Author Archive

Lincoln's Hometown May Lose Lincoln-Era House

Posted on: March 4th, 2008 by Margaret Foster 1 Comment

 

Maisenbacher HouseA hospital in Abraham Lincoln's hometown of Springfield, Ill., plans to expand, and preservationists want to make sure those plans don't include the loss of a Lincoln-era house.

Built in the 1850s, the brick Italianate structure known as the Maisenbacher House was empty when the Springfield Clinic purchased it for $190,000 last September, planning to tear it down for a parking lot.

"All the trees have been cut down around it. It's been boarded up, some shutters have been removed, so it's looking pretty beleaguered," says Dick Hart, a member of a local preservation foundation.... Read More →

The National Trust for Historic Preservation works to save America's historic places. Join us today to help protect the places that matter to you.

Lost: Iowa School

Posted on: February 28th, 2008 by Margaret Foster

 

East Side School, Decorah, IowaThe loss of a majestic 112-year-old school last month has divided a northeastern Iowa town.

"A lot of people are still feeling really hurt here in town," says Jack Hedstrom, chair of the East Side School Development Committee, which fought for years to save the East Side School in Decorah, Iowa. "I wait for the day when people start understanding what they did. I'm sure that day will come."

In a September referendum, 4,000 residents in the town of 8,100 voted on the issue, and 57 percent chose not to lease the Romanesque revival building to Hedstrom's group, which had raised millions for its restoration.

In 2003, the National Trust for Historic Preservation listed the schools as one of America's 11 Most Endangered Historic Places. ... Read More →

The National Trust for Historic Preservation works to save America's historic places. Join us today to help protect the places that matter to you.

Group Asks Billionaire To Spare 1920s Inn

Posted on: February 25th, 2008 by Margaret Foster

 

Coast Inn, Laguna BeachSupporters of the oldest gay bar in the country—the oceanfront "Boom Boom Room," which opened in Laguna Beach, Calif., in the 1940s—have hope this month that the building's new owner might want to offload the controversial property rather than razing it for a new hotel.

Steven Udvar-Hazy, who bought the building in 2005 for $12.9 million, took it off the market on Feb. 1. But the "for sale" signs are still posted, and two potential sellers viewed it last week, according to Fred Karger, who is leading a grassroots effort to save the club.
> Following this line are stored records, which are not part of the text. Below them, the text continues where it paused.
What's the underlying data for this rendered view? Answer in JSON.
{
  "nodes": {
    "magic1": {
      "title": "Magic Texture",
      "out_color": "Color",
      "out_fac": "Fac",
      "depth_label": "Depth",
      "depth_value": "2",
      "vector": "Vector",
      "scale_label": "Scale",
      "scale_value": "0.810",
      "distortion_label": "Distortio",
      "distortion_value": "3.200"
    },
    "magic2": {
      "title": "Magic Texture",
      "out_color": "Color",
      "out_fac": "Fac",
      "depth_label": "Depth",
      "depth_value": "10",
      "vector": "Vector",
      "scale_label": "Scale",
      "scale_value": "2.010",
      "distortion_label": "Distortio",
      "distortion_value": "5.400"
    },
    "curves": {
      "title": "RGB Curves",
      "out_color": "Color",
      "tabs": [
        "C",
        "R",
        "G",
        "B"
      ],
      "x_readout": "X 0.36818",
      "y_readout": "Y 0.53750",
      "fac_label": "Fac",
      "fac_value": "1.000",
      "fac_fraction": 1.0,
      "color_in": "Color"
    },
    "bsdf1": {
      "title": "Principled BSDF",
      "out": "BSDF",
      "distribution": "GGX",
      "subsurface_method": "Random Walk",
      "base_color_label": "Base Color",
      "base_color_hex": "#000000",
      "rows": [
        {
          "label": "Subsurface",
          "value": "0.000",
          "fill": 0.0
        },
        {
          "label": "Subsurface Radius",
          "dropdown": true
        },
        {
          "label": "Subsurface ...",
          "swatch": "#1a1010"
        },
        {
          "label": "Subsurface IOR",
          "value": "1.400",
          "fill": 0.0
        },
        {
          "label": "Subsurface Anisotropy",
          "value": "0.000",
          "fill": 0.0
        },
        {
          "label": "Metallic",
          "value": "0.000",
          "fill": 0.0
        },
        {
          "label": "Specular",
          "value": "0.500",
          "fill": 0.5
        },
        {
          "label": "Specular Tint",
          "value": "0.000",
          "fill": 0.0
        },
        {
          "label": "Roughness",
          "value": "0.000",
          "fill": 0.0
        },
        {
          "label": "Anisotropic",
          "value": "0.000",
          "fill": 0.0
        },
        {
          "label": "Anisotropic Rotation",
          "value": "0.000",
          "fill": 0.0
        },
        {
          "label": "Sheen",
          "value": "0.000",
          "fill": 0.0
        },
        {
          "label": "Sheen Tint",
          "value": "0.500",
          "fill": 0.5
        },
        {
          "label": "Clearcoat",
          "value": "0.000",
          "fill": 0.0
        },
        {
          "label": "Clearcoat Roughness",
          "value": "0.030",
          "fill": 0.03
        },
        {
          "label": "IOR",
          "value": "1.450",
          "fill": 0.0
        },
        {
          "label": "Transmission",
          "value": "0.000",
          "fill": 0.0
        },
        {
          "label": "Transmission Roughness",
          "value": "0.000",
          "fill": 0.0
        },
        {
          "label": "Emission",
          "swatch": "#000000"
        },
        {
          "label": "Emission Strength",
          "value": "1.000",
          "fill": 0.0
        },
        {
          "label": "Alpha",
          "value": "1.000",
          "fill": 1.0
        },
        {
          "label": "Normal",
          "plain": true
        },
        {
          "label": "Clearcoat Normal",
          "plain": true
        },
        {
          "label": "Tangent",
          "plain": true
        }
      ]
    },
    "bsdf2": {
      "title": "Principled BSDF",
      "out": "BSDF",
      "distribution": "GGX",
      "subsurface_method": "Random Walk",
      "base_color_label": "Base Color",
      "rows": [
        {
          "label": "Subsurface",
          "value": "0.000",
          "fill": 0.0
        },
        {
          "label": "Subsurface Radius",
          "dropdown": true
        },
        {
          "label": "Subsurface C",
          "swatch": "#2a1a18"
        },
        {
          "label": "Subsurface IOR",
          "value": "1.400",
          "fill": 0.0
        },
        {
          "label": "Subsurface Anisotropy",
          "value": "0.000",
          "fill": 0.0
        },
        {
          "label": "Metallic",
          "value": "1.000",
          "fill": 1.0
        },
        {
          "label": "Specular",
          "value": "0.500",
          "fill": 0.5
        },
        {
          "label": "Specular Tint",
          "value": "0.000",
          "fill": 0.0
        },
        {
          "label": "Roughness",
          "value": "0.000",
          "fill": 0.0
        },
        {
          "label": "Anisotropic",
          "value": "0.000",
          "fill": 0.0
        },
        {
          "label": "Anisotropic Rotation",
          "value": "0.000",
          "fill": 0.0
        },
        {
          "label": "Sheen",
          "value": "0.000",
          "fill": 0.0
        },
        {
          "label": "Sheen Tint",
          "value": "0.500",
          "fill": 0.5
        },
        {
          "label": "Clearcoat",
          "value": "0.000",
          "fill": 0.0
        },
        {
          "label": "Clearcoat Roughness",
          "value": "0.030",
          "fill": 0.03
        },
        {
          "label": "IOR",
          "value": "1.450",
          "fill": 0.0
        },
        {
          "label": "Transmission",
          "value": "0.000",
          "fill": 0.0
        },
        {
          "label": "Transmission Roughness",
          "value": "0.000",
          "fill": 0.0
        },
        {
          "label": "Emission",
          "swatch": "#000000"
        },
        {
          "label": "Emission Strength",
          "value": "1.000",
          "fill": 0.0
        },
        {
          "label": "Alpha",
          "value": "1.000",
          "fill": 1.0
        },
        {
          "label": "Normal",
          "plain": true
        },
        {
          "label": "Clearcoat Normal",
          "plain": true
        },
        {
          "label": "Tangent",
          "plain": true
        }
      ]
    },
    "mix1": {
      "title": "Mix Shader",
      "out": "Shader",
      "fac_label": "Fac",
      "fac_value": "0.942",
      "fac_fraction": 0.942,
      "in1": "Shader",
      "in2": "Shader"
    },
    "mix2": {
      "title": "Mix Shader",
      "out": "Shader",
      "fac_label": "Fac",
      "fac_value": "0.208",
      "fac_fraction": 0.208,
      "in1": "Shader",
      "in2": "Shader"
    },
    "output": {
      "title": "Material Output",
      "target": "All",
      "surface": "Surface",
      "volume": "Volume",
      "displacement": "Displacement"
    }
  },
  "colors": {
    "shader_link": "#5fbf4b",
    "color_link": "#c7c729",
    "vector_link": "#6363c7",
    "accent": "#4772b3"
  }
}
"Some people are discouraged, but a lot of people have new hope that good will will prevail, that he will come around and do the right thing," says Karger, who last month launched "Operation Postcard," a asking Hazy to lower his price of $20 million or donate the building to the city. "I'm not suggesting he'd take a loss, but I'm hoping he'll be more reasonable in light of the history of this bar."... Read More →

The National Trust for Historic Preservation works to save America's historic places. Join us today to help protect the places that matter to you.

California Silk Mill in Limbo

Posted on: February 21st, 2008 by Margaret Foster 4 Comments

 

Petaluma Silk MillResidents of Petaluma, Calif., north of San Francisco, are hoping another developer will step forward to renovate its 1892 silk mill after 26 investors backed out of a condo project late last year.

Designed by San Francisco architect Charles Havens and renovated in 1922 by Brainerd Jones, the Georgian revival factory is on the market for $7.5 million. In October, the city stymied investors when it said that the project couldn't proceed until the city adopts a new general plan that addresses water conservation--probably sometime in April, according to the city's mayor, Pam Torliatt.

"It was a timing issue," Torliatt says. "The status of our general plan not only affected this development project; it has affected many development projects. We've been in a de facto building moratorium, and legally we weren't able to do anything."... Read More →

The National Trust for Historic Preservation works to save America's historic places. Join us today to help protect the places that matter to you.

Volunteers To Mend Martin Luther King Assassination Site

Posted on: February 19th, 2008 by Margaret Foster

 

Lorraine MotelNext month a group of volunteers will spend 48 hours repairing Memphis’s most infamous motel. The Lorraine Motel, now the National Civil Rights Museum, which opened in 1991 on the site of the Rev. Martin Luther King Jr.’s assassination, will get a coat of paint and other repairs from Hampton Hotel’s Save-A-Landmarks program.

"Some of the exhibits and exteriors need work," says Chris Epting, spokesman for Hampton Hotels, which earlier this month announced its plans send 200 volunteers to the National Civil Rights Museum before April 4. "We thought this would be a good chance, since it's the 40th anniversary, to help out."

The National Trust for Historic Preservation works to save America's historic places. Join us today to help protect the places that matter to you.